Abnormal eye pressure can be a symptom of a build-up of aqueous humor in the eye, inadequate or slow drainage of aqueous humor, injury to the eye, or medications, states All About Vision. These symptoms can result in glaucoma. High blood pressure can also lead to elevated pressure in the eye, as can less common conditions such as corneal arcus, pseudoexfoliation syndrome or pigment dispersion syndrome.
A patient is considered to have high ocular pressure if it is 21 millimeters of mercury or higher, says All About Vision.
Hypotony is abnormally low eye pressure, explains the Glaucoma Research Foundation. It is often caused by a leakage of fluid after eye surgery, chronic eye inflammation, or a detached retina or choroid. The choroid is the layer of the eye between the white of the eye and the retina. The inner front area of the eye, also known as the anterior chamber, can also be too shallow. Hypotony is considered problematic if the eye pressure drops below 5 millimeters of mercury.

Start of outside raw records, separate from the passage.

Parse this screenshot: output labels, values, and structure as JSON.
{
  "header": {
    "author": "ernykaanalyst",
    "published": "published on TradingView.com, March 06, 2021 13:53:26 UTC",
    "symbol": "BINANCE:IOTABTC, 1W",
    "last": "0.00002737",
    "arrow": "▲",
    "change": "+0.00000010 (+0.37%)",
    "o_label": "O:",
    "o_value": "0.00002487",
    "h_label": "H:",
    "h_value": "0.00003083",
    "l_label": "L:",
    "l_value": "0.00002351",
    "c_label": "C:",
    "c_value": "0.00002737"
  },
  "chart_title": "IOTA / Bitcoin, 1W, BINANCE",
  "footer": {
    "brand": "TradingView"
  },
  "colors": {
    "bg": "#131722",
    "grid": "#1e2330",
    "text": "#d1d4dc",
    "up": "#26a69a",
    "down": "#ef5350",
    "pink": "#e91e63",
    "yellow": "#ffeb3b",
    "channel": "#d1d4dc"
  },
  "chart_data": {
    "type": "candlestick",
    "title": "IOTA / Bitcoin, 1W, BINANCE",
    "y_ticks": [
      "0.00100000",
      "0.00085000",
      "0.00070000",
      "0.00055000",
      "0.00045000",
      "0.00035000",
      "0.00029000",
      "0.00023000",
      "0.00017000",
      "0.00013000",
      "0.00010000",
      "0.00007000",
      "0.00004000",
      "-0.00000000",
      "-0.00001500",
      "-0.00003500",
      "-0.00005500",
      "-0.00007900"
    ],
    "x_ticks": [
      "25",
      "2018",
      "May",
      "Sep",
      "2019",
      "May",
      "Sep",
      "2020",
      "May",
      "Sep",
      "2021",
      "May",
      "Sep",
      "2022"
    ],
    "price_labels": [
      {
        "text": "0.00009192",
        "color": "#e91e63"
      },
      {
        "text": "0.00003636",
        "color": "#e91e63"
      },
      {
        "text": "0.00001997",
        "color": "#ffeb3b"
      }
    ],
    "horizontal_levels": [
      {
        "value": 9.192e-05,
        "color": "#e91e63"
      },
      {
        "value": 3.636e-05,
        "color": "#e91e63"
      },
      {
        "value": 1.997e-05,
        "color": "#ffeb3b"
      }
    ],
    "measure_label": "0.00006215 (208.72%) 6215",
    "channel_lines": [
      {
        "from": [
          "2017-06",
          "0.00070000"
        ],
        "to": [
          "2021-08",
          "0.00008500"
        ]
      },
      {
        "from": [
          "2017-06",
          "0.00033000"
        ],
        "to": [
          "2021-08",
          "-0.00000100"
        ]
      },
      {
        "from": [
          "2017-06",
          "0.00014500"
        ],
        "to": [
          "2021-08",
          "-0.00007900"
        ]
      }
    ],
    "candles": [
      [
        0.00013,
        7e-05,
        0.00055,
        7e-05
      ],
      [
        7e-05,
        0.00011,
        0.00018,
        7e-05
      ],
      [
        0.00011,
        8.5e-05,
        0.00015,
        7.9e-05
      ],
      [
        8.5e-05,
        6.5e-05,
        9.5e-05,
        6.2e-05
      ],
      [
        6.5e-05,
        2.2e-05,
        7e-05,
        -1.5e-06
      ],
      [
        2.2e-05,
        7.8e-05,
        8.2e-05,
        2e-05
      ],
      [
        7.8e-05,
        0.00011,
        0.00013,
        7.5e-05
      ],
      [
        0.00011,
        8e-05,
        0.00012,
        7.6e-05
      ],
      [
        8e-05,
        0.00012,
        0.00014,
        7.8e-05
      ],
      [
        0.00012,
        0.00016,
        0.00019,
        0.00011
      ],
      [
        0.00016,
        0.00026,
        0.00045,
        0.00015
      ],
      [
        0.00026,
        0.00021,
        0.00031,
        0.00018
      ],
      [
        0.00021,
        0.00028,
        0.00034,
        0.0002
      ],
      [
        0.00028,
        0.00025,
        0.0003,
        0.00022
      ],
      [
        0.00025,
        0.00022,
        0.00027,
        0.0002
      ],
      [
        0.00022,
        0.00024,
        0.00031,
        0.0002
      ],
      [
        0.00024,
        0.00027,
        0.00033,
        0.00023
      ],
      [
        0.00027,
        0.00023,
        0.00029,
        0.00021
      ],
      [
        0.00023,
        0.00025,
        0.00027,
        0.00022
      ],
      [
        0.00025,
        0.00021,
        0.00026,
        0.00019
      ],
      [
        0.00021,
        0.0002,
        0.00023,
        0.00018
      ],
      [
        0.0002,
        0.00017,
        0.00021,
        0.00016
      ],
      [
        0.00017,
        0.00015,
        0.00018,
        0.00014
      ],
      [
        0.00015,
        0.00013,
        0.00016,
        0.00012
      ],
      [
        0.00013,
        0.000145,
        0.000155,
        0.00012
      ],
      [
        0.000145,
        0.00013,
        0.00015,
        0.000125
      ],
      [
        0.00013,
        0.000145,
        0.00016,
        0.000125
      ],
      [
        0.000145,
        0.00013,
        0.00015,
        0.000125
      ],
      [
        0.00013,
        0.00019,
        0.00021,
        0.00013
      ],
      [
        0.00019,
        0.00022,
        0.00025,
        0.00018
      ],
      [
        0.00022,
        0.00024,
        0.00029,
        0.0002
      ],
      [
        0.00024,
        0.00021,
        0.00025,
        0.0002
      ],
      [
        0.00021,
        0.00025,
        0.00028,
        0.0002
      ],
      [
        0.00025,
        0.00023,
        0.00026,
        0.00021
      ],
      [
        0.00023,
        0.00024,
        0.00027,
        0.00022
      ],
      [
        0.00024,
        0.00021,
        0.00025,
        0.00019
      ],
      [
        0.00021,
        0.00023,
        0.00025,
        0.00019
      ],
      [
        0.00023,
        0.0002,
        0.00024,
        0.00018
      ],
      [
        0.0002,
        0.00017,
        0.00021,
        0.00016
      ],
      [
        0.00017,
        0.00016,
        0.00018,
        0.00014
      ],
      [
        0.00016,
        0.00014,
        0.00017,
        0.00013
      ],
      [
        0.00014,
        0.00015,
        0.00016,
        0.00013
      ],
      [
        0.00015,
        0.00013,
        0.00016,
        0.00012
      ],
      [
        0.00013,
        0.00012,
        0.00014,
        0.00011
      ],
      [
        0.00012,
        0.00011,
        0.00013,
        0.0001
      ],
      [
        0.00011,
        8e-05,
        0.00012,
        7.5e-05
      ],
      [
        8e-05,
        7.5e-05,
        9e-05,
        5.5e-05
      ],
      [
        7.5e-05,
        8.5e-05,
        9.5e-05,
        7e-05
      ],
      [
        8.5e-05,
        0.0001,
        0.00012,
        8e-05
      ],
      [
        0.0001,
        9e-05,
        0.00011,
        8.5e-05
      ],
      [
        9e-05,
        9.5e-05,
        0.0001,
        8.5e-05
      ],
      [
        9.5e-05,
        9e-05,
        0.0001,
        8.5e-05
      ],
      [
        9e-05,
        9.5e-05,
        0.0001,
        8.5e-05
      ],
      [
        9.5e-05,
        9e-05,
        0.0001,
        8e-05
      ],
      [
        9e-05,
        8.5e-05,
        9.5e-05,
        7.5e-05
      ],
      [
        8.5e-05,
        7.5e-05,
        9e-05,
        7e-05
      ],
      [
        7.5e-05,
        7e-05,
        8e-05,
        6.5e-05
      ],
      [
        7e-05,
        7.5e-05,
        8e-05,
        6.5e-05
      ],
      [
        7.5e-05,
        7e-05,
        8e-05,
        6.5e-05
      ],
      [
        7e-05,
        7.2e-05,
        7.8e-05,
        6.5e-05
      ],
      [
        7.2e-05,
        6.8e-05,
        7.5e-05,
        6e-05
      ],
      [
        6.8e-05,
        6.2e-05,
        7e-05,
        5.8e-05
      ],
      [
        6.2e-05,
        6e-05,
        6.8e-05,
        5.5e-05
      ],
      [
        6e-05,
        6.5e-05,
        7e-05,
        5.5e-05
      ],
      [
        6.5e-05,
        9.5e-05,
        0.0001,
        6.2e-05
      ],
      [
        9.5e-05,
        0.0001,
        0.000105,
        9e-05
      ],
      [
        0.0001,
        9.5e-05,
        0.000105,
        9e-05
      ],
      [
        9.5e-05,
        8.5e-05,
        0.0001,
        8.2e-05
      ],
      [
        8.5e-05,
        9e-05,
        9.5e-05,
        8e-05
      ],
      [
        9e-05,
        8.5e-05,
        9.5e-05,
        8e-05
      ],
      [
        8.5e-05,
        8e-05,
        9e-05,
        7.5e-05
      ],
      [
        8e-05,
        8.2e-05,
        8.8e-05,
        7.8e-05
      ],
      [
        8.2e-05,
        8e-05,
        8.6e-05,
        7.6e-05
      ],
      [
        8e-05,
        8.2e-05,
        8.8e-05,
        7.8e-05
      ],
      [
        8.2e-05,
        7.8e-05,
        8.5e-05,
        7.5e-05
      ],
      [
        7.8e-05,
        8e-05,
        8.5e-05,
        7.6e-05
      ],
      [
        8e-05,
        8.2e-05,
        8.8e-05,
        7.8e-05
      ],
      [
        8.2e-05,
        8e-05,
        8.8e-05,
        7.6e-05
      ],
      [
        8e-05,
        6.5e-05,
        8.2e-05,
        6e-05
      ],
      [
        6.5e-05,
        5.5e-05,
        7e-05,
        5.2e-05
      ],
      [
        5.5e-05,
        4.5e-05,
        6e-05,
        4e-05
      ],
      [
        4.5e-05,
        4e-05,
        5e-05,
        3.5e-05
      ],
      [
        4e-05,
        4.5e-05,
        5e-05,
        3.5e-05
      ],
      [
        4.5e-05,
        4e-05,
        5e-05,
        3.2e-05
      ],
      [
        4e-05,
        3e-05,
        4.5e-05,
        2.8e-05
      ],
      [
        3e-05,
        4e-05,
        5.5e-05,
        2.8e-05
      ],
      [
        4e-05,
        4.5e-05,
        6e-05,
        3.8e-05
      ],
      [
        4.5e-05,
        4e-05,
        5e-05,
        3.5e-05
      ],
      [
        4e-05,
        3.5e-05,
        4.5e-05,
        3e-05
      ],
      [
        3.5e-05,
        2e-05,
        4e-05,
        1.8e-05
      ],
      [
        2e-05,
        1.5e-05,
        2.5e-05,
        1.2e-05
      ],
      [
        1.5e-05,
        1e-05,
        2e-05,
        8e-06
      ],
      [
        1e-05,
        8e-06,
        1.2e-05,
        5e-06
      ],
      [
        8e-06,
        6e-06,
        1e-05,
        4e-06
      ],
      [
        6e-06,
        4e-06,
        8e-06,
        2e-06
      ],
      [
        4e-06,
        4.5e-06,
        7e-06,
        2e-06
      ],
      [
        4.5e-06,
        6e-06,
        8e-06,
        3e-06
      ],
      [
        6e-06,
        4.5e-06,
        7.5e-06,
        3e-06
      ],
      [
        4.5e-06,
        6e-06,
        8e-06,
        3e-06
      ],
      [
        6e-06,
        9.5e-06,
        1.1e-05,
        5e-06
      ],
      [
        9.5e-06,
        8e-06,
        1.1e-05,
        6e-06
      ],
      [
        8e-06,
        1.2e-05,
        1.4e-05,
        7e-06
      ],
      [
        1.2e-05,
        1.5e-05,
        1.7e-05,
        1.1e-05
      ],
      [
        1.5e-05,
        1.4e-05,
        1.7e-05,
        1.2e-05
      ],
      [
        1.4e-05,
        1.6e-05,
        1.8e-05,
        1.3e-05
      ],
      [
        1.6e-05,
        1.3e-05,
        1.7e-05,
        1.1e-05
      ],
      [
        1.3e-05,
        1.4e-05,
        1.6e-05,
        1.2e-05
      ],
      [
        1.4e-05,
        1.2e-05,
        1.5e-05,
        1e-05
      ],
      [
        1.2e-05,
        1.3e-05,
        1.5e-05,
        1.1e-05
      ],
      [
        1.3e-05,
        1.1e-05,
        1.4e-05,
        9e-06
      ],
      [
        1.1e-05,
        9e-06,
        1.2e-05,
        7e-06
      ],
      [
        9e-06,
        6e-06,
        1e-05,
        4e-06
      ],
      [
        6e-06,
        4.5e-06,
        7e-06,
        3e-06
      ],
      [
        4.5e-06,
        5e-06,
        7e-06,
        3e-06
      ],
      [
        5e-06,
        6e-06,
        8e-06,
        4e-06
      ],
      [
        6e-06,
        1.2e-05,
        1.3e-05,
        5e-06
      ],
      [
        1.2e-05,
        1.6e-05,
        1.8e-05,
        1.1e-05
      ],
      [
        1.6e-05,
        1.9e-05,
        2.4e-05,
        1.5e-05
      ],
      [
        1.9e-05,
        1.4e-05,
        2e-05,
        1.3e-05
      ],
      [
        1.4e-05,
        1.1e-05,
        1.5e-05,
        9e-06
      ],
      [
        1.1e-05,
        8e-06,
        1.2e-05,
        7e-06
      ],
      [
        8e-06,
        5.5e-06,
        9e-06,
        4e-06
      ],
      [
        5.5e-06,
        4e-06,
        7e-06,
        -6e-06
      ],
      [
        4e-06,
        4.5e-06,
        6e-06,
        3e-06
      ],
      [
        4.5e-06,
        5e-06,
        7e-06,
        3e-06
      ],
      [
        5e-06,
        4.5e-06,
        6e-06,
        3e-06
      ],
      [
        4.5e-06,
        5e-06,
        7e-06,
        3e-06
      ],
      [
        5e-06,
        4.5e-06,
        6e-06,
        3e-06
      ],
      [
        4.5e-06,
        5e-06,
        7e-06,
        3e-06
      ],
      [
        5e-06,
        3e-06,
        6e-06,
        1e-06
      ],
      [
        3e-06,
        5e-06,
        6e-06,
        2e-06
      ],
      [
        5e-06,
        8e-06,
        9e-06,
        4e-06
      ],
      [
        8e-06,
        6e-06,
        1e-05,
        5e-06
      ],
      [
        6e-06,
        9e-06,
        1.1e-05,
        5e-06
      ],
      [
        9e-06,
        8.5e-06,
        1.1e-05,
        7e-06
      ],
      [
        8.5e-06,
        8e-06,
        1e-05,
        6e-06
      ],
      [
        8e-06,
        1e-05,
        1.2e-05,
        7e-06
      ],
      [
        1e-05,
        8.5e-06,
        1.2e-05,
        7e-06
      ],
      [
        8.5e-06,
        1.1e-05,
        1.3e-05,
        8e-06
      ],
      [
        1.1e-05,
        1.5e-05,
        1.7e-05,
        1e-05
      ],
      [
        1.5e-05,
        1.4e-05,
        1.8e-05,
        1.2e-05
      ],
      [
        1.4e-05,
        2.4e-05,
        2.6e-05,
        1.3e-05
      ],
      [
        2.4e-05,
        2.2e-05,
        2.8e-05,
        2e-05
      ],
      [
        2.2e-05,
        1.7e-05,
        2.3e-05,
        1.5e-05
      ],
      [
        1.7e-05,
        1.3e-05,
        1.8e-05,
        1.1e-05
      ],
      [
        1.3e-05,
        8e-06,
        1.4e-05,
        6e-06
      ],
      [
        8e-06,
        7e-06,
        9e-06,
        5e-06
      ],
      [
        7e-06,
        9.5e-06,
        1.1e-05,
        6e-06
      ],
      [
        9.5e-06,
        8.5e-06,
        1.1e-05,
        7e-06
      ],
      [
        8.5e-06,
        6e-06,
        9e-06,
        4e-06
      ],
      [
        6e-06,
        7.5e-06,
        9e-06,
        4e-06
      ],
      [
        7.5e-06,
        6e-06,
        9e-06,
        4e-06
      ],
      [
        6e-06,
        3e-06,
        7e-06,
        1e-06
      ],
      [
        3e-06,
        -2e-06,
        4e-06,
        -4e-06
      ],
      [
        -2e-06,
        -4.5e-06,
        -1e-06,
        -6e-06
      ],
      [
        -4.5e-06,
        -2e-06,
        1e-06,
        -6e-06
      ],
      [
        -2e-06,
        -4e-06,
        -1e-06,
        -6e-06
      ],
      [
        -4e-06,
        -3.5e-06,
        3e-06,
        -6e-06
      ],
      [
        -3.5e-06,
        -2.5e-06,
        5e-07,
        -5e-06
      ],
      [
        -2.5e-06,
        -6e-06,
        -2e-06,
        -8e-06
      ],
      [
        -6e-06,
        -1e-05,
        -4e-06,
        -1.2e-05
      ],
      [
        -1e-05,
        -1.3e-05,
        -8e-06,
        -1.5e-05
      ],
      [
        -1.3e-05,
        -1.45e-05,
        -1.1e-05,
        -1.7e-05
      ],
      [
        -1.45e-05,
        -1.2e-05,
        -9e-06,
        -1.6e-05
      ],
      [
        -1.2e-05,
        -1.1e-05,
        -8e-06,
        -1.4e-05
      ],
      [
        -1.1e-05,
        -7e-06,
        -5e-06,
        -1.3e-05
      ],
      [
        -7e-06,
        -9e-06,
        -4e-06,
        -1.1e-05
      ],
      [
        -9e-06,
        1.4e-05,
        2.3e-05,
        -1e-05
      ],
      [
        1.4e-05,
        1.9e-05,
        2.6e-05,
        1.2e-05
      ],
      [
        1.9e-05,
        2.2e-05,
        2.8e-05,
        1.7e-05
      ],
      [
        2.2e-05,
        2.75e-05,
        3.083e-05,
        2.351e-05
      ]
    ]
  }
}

Glaucoma is a leading cause of blindness, and open angle glaucoma is insidious, as its symptoms are silent or vague, says Mayo Clinic. On the other hand, closed angle glaucoma is considered a medical emergency. The symptoms are an excruciating headache, pain and redness in the eye, halos around lights, blurred vision, nausea and vomiting.